If you’re like most women, you probably don’t realize just how hard it is to get pregnant. A healthy 30-year-old woman has a 20 percent chance of getting pregnant naturally each month, but there are a whole host of issues that can lessen those odds. That’s why Dr. Emmett Branigan, a Bellingham, WA, fertility doctor believes that any woman thinking about getting pregnant in the near future would benefit from getting an assessment of your reproductive system to learn what you can do to increase the odds.
Branigan suggests a preliminary health history, physical exam and a look into the following:
- Weight or endocrine problems: diabetes or thyroid issues.
- Vitamin deficiencies, including vitamin D.
- Medical issues: lupus, ulcerative colitis, hypertension. If they exist, how are they being controlled?
- Nutritional issues: Is diet causing diabetes or contributing to health problems?
- Mental health issues: medications, general stress.
- Lifestyle habits: smoking, alcohol, drug use.
- Alternative health treatments: acupuncture, herbs, homeopathic medicine.
- Undiagnosed gynecological problems.
- Exercise: under or over exercising.
Women in their mid-to-late 30s would also benefit from an AMH test to assess ovarian reserve.
Once he has a full picture of overall health, Branigan works with his patients to develop a program to maximize reproductive potential. That might include implementing changes to diet and exercise, and working with a nutritionist or other health professionals under his supervision.
Branigan says patients who have had the greatest success in his Reproductive Wellness program at Bellingham IVF have turned out not to have fertility problems. Once they were able to correct and optimize the identified issues, they were able to get pregnant naturally. Keep in mind the timeline varies depending on your particular situation, and not all issues will be correctable. For those, fertility treatment is a solution.
His hope is that women will start talking about and thinking about their fertility sooner.
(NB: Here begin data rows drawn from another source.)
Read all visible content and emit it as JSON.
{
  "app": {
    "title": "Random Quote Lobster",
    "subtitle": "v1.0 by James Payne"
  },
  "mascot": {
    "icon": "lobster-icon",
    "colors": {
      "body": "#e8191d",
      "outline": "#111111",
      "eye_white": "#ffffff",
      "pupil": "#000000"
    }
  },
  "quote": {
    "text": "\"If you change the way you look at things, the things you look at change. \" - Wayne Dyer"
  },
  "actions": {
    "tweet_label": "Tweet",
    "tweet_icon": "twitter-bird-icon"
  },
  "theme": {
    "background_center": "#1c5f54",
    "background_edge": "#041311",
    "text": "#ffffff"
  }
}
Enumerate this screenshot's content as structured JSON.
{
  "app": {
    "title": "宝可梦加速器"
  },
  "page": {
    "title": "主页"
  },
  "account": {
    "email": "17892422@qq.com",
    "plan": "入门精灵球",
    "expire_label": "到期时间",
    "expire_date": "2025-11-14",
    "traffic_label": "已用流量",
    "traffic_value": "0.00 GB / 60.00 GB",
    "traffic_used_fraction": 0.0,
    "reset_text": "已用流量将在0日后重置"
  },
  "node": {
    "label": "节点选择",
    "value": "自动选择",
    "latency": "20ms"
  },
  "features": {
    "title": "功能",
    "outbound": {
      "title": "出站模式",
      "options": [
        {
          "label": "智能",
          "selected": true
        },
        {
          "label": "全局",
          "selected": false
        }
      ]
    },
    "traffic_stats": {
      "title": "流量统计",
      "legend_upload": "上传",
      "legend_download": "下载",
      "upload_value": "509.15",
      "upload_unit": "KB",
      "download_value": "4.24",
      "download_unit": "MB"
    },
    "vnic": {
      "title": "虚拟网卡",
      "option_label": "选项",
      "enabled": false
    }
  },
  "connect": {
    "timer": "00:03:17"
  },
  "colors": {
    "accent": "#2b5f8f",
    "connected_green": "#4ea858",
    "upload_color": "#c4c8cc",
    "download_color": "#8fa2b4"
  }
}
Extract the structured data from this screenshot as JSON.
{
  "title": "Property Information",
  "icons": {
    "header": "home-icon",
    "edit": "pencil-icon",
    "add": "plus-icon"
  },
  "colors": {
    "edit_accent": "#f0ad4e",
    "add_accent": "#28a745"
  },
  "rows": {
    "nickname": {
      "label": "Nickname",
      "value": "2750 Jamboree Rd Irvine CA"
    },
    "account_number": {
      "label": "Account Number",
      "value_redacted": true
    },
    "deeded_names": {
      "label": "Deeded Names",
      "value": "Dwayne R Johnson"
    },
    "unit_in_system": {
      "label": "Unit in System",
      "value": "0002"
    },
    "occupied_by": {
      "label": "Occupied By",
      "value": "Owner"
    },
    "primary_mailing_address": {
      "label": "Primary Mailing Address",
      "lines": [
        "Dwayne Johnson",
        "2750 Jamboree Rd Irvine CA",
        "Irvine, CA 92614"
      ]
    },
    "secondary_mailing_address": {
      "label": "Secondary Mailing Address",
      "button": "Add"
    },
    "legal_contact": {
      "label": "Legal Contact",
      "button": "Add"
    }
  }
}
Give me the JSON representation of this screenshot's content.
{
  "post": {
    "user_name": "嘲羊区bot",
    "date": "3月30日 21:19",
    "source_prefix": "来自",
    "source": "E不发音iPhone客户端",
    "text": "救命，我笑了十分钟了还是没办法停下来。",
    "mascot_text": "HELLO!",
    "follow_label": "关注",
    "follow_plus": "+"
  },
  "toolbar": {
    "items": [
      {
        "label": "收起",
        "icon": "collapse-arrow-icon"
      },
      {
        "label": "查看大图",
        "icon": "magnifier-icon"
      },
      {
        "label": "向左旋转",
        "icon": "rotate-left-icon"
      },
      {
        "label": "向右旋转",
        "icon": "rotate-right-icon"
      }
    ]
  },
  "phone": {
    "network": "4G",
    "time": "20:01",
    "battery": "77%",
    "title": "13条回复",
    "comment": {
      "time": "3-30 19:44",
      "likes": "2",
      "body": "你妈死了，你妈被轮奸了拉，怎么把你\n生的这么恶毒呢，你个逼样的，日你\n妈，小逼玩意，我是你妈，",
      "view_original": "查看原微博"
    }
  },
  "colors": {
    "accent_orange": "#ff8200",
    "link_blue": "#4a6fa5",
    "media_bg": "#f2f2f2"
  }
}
It doesn’t mean you have to get pregnant now, but it’s never too soon to optimize your reproductive health.